Friday, April 17, 2015


Today's Letter for the A to Z Challenge is "O" so I'm touching on something that is important to us, but has turned into something of a catch phrase, Organic.

What does organic really mean? According to the Dictionary it's is something that is made from living matter. That covers a lot of things and isn't very exact. I think that is where we run into so much trouble when we talk about organic foods. The USDA defines organic food to have been grown with out pesticides, synthetic fertilizers or genetically modified organisms.

It's tough and expensive for a farm to become certified "organic" by the USDA, as well as it should be. But do you know that they have levels of organic? There is 100% organic, which is just like it sounds. Then there is Organic, which is only 95% organically grown. That leaves a bit of wiggle room. What's the other 5%? Roundup? They say not, they do have an approved list of other ingredients allowed. Why they need both labels, I don't understand, it's organic or it's not. Then the one which is probably most popular with  large farmers, Made with Organic Ingredients. This one is is only 70% organic but that other 30% can be anything that is not a  GMO. For Animals raised for Eggs or meat they can't be given any antibiotics or growth hormones. Does that take into account what they are fed? I don't think so.

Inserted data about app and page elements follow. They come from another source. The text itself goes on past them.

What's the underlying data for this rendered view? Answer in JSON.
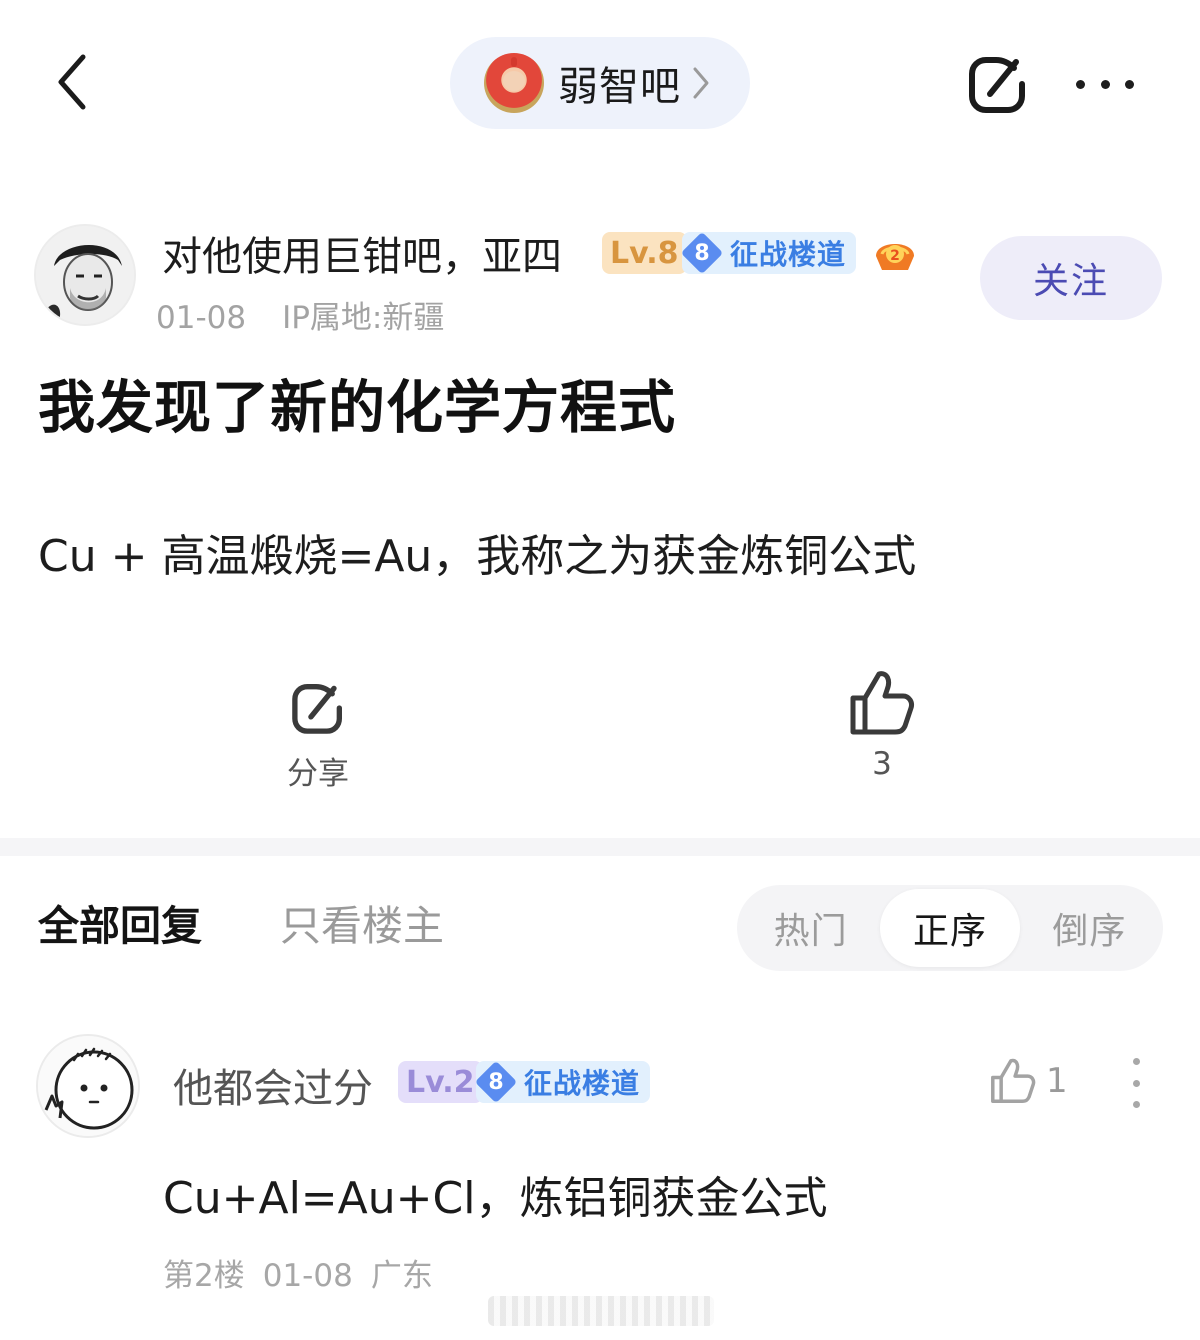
{
  "nav": {
    "forum_name": "弱智吧",
    "icons": {
      "back": "chevron-left-icon",
      "forum_chevron": "chevron-right-icon",
      "share": "share-icon",
      "more": "more-horizontal-icon"
    }
  },
  "post": {
    "author": {
      "name": "对他使用巨钳吧，亚四",
      "level": "Lv.8",
      "rank_number": "8",
      "rank_title": "征战楼道",
      "medal_icon": "medal-2-icon",
      "date": "01-08",
      "ip_location": "IP属地:新疆"
    },
    "follow_label": "关注",
    "title": "我发现了新的化学方程式",
    "body": "Cu + 高温煅烧=Au，我称之为获金炼铜公式",
    "actions": {
      "share_label": "分享",
      "like_count": "3"
    }
  },
  "replies_section": {
    "tabs": {
      "all": "全部回复",
      "op_only": "只看楼主"
    },
    "sort_options": [
      "热门",
      "正序",
      "倒序"
    ],
    "active_sort": "正序"
  },
  "replies": [
    {
      "name": "他都会过分",
      "level": "Lv.2",
      "rank_number": "8",
      "rank_title": "征战楼道",
      "like_count": "1",
      "body": "Cu+Al=Au+Cl，炼铝铜获金公式",
      "floor": "第2楼",
      "date": "01-08",
      "location": "广东"
    }
  ],
  "colors": {
    "accent": "#4b4bb3",
    "forum_pill_bg": "#eef2fb",
    "level8_bg": "#fbe3c0",
    "level8_fg": "#d8953f",
    "level2_bg": "#e4defa",
    "level2_fg": "#9a8cd8",
    "rank_fg": "#3a7ee3"
  }
}
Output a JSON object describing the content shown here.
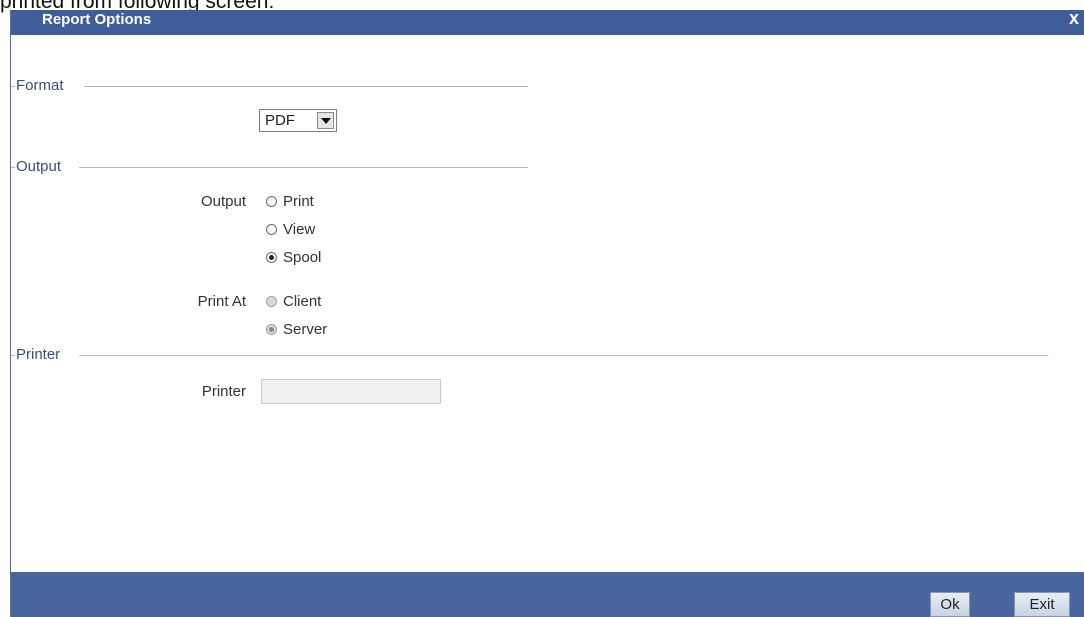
{
  "document_text": "printed from following screen:",
  "window": {
    "title": "Report Options",
    "close_glyph": "x"
  },
  "sections": {
    "format": "Format",
    "output": "Output",
    "printer": "Printer"
  },
  "format": {
    "selected": "PDF"
  },
  "output": {
    "label": "Output",
    "options": [
      "Print",
      "View",
      "Spool"
    ],
    "selected": "Spool"
  },
  "print_at": {
    "label": "Print At",
    "options": [
      "Client",
      "Server"
    ],
    "selected": "Server",
    "disabled": true
  },
  "printer": {
    "label": "Printer",
    "value": ""
  },
  "buttons": {
    "ok": "Ok",
    "exit": "Exit"
  },
  "colors": {
    "titlebar": "#3e5d99",
    "footer": "#49659e",
    "section_label": "#3b4f78",
    "section_line": "#a9bcd6"
  }
}
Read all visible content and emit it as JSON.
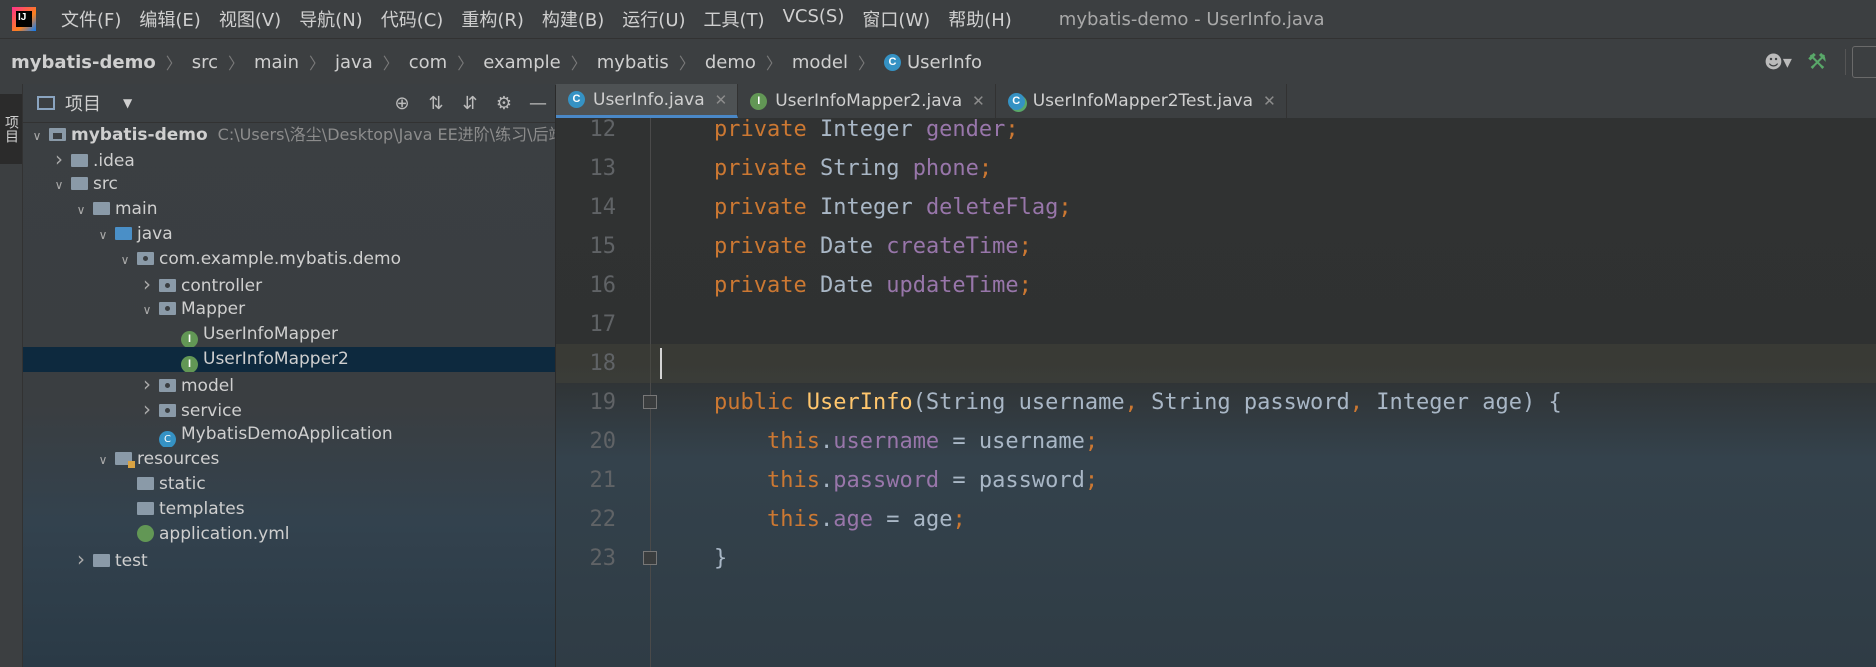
{
  "app": {
    "logo_text": "IJ",
    "window_title": "mybatis-demo - UserInfo.java"
  },
  "menu": [
    "文件(F)",
    "编辑(E)",
    "视图(V)",
    "导航(N)",
    "代码(C)",
    "重构(R)",
    "构建(B)",
    "运行(U)",
    "工具(T)",
    "VCS(S)",
    "窗口(W)",
    "帮助(H)"
  ],
  "breadcrumb": [
    "mybatis-demo",
    "src",
    "main",
    "java",
    "com",
    "example",
    "mybatis",
    "demo",
    "model",
    "UserInfo"
  ],
  "toolbar": {
    "user_icon": "user-icon",
    "build_icon": "hammer-icon"
  },
  "tool_stripe": {
    "project_label": "项目"
  },
  "project_panel": {
    "title": "项目",
    "tools": [
      "locate-icon",
      "expand-all-icon",
      "collapse-all-icon",
      "settings-icon",
      "hide-icon"
    ]
  },
  "tree": [
    {
      "label": "mybatis-demo",
      "path": "C:\\Users\\洛尘\\Desktop\\Java EE进阶\\练习\\后端代码\\r",
      "depth": 0,
      "arrow": "down",
      "icon": "module-folder"
    },
    {
      "label": ".idea",
      "depth": 1,
      "arrow": "right",
      "icon": "folder"
    },
    {
      "label": "src",
      "depth": 1,
      "arrow": "down",
      "icon": "folder"
    },
    {
      "label": "main",
      "depth": 2,
      "arrow": "down",
      "icon": "folder"
    },
    {
      "label": "java",
      "depth": 3,
      "arrow": "down",
      "icon": "source-folder"
    },
    {
      "label": "com.example.mybatis.demo",
      "depth": 4,
      "arrow": "down",
      "icon": "package"
    },
    {
      "label": "controller",
      "depth": 5,
      "arrow": "right",
      "icon": "package"
    },
    {
      "label": "Mapper",
      "depth": 5,
      "arrow": "down",
      "icon": "package"
    },
    {
      "label": "UserInfoMapper",
      "depth": 6,
      "arrow": "none",
      "icon": "interface"
    },
    {
      "label": "UserInfoMapper2",
      "depth": 6,
      "arrow": "none",
      "icon": "interface",
      "selected": true
    },
    {
      "label": "model",
      "depth": 5,
      "arrow": "right",
      "icon": "package"
    },
    {
      "label": "service",
      "depth": 5,
      "arrow": "right",
      "icon": "package"
    },
    {
      "label": "MybatisDemoApplication",
      "depth": 5,
      "arrow": "none",
      "icon": "spring-app"
    },
    {
      "label": "resources",
      "depth": 3,
      "arrow": "down",
      "icon": "resources-folder"
    },
    {
      "label": "static",
      "depth": 4,
      "arrow": "none",
      "icon": "folder"
    },
    {
      "label": "templates",
      "depth": 4,
      "arrow": "none",
      "icon": "folder"
    },
    {
      "label": "application.yml",
      "depth": 4,
      "arrow": "none",
      "icon": "yml"
    },
    {
      "label": "test",
      "depth": 2,
      "arrow": "right",
      "icon": "folder"
    }
  ],
  "tabs": [
    {
      "label": "UserInfo.java",
      "icon": "class",
      "active": true
    },
    {
      "label": "UserInfoMapper2.java",
      "icon": "interface",
      "active": false
    },
    {
      "label": "UserInfoMapper2Test.java",
      "icon": "test-class",
      "active": false
    }
  ],
  "code": [
    {
      "n": "12",
      "tokens": [
        [
          "kw",
          "private "
        ],
        [
          "ty",
          "Integer "
        ],
        [
          "fd",
          "gender"
        ],
        [
          "kw",
          ";"
        ]
      ]
    },
    {
      "n": "13",
      "tokens": [
        [
          "kw",
          "private "
        ],
        [
          "ty",
          "String "
        ],
        [
          "fd",
          "phone"
        ],
        [
          "kw",
          ";"
        ]
      ]
    },
    {
      "n": "14",
      "tokens": [
        [
          "kw",
          "private "
        ],
        [
          "ty",
          "Integer "
        ],
        [
          "fd",
          "deleteFlag"
        ],
        [
          "kw",
          ";"
        ]
      ]
    },
    {
      "n": "15",
      "tokens": [
        [
          "kw",
          "private "
        ],
        [
          "ty",
          "Date "
        ],
        [
          "fd",
          "createTime"
        ],
        [
          "kw",
          ";"
        ]
      ]
    },
    {
      "n": "16",
      "tokens": [
        [
          "kw",
          "private "
        ],
        [
          "ty",
          "Date "
        ],
        [
          "fd",
          "updateTime"
        ],
        [
          "kw",
          ";"
        ]
      ]
    },
    {
      "n": "17",
      "tokens": []
    },
    {
      "n": "18",
      "tokens": [],
      "current": true
    },
    {
      "n": "19",
      "tokens": [
        [
          "kw",
          "public "
        ],
        [
          "fn",
          "UserInfo"
        ],
        [
          "pl",
          "(String username"
        ],
        [
          "kw",
          ", "
        ],
        [
          "pl",
          "String password"
        ],
        [
          "kw",
          ", "
        ],
        [
          "pl",
          "Integer age) {"
        ]
      ],
      "fold": true
    },
    {
      "n": "20",
      "tokens": [
        [
          "pl",
          "    "
        ],
        [
          "kw",
          "this"
        ],
        [
          "pl",
          "."
        ],
        [
          "fd",
          "username"
        ],
        [
          "pl",
          " = username"
        ],
        [
          "kw",
          ";"
        ]
      ]
    },
    {
      "n": "21",
      "tokens": [
        [
          "pl",
          "    "
        ],
        [
          "kw",
          "this"
        ],
        [
          "pl",
          "."
        ],
        [
          "fd",
          "password"
        ],
        [
          "pl",
          " = password"
        ],
        [
          "kw",
          ";"
        ]
      ]
    },
    {
      "n": "22",
      "tokens": [
        [
          "pl",
          "    "
        ],
        [
          "kw",
          "this"
        ],
        [
          "pl",
          "."
        ],
        [
          "fd",
          "age"
        ],
        [
          "pl",
          " = age"
        ],
        [
          "kw",
          ";"
        ]
      ]
    },
    {
      "n": "23",
      "tokens": [
        [
          "pl",
          "}"
        ]
      ],
      "fold": true
    }
  ]
}
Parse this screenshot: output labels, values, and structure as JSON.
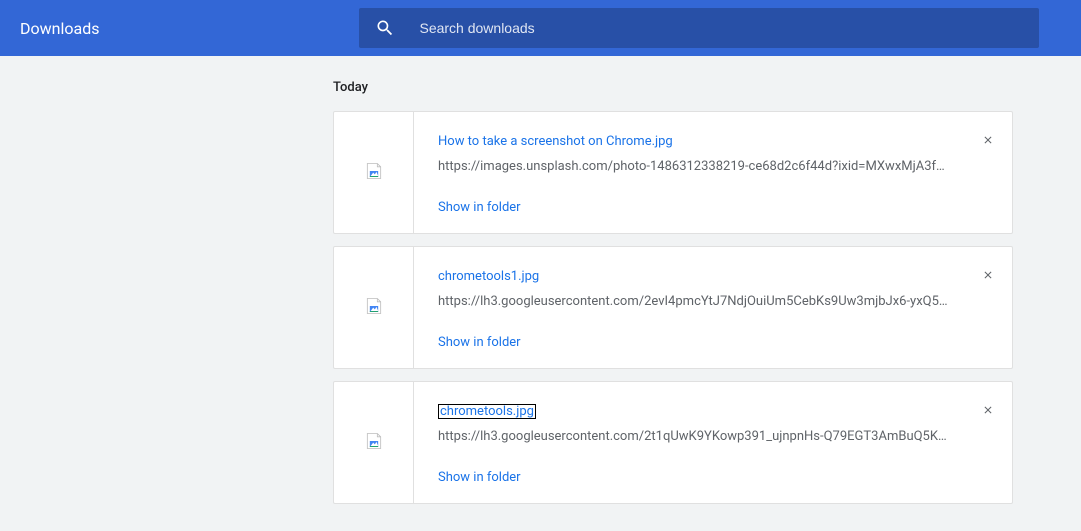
{
  "header": {
    "title": "Downloads"
  },
  "search": {
    "placeholder": "Search downloads",
    "value": ""
  },
  "section_label": "Today",
  "show_in_folder_label": "Show in folder",
  "downloads": [
    {
      "name": "How to take a screenshot on Chrome.jpg",
      "url": "https://images.unsplash.com/photo-1486312338219-ce68d2c6f44d?ixid=MXwxMjA3f…",
      "focused": false
    },
    {
      "name": "chrometools1.jpg",
      "url": "https://lh3.googleusercontent.com/2evI4pmcYtJ7NdjOuiUm5CebKs9Uw3mjbJx6-yxQ5…",
      "focused": false
    },
    {
      "name": "chrometools.jpg",
      "url": "https://lh3.googleusercontent.com/2t1qUwK9YKowp391_ujnpnHs-Q79EGT3AmBuQ5K…",
      "focused": true
    }
  ]
}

 Is it as important as it sounds?  Do organic veggies taste better, have more vitamins? No, it's still a carrot but maybe it's more about what's not on or in it. If you don't want a tomato sprayed with sludge or roundup, that would put you on the side of organic. Do you have to buy everything organic?  That's personal opinion but I would say there are some veggies and fruits that it is a better bet to by organically that others. Wither or not you eat the skin, where the majority of the pesticides reside, is a good basis of choice when thinking about organic or not. Strawberries, grapes, peaches, spinach, peppers, cucumbers, tomatoes and blueberries are some of the things we buy organic. If you are buying conventional then stick with cantaloupes, pineapples, onions, mango and avocados.

Growing organically at home is easy, if you have a larger area and want to sell your produce or livestock as organic then to start with it takes a few years. Nutrients have to be introduced back into the farming area for a period of two years, then if you have followed all of the guidelines and completed all of the forms you will be tested for residue and if you pass that then you can call your products organic. It sounds like a good system but it can be overwhelming for farms. The amount of money that it takes and the amount of hours for paperwork can take more time than is available.
If a vegetable farm goes organic, you know that they truly care about the environment and their responsibility to their consumers

If you are interested the USDA handbook can be found here.

Check back on Saturday for "P". We're working on a garden project that will give big results but doesn't take up much space!